The other key point of this is to recognize that however the advisor is focused, that’s also how the advisor wants to be approached. But if I’m an investment manager who picks investments for my clients, you have to approach me as a gatekeeper that picks investments. You know, show me your one best product that might make the cut in my portfolio and maybe I’ll decide it’s worthy. Although, in all likelihood, I’ll probably just tell you, “Go away and stop bothering me. If your product comes up in my analysis, I will call you.”
But if I’m an asset gatherer and you can give me a product that I can easily gather assets into, ideally one that this is so great it sells itself, I might be very, very interested. Now, on the other hand, if I’m focused on needs-based selling, don’t come at me with products. Come at me with planning strategies and sales ideas which your product happens to fit into. And if I’m focused on fee for service planning, again, just don’t even bother trying to get a slice of my assets. Either be my trusted partner that I can outsource to entirely, or just don’t waste your time and mine.
But the bottom line is just to recognize that the whole advisory industry is in the midst of reorienting itself, of redrawing its dividing lines, where we’re reinventing our value propositions and we’re refocusing. And frankly, I think DoL Fiduciary is just accelerating some of this change, as is the tech innovation overall. And just think about it for a moment. There are advisors at large independent RIAs, Merrill Lynch, Vanguard, Schwab Private Client, who all operate as fiduciaries, use centralized investment management propositions, and lead with financial planning. Whoever thought that an independent RIA, Merrill Lynch, Vanguard, and Schwab would be a shared distribution channel in the industry, in the same category, or that RIAs and subset of asset gatherers at broker-dealers would fuel the growth of managed ETF portfolios? All of these dividing lines in the industry are getting redrawn across the channels to the point that channels don’t work anymore. You have to carve it up differently.
I hope that’s some helpful food for thought, and perhaps for some of you a new or different way to think about how to divide and segment the financial advisor landscape.
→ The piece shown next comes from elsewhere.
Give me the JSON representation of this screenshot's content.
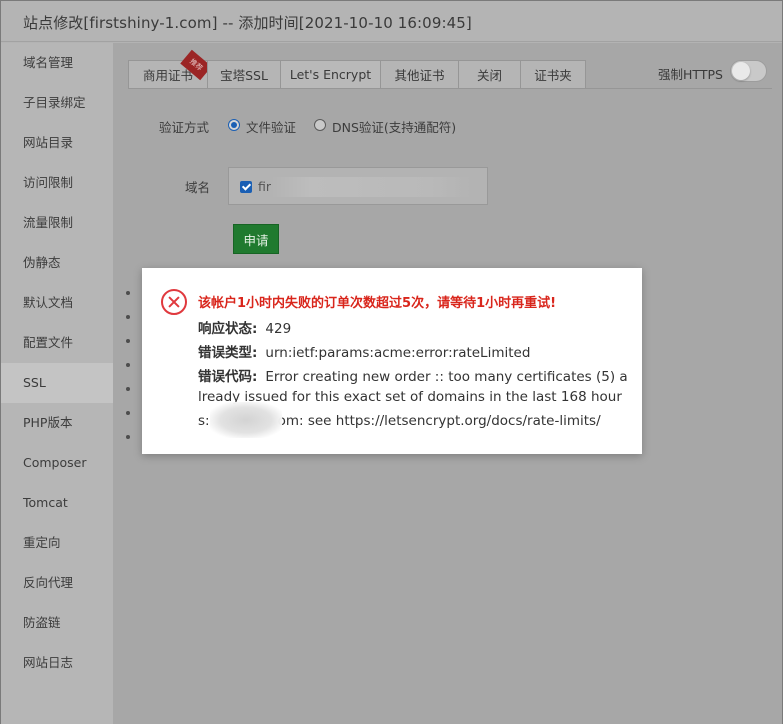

This is Office Hours with Michael Kitces. Normally 1 p.m. east coast time on Tuesdays, but because I was onsite consulting with a large investment manager that’s trying to understand our space yesterday, I had to record today instead. Thanks for hanging out. I appreciate you joining us, and have a great day, everyone!
So what do you think? Do financial advisors vary based on client approach and value proposition? Do you wish wholesalers would better segment the market to provide value to you?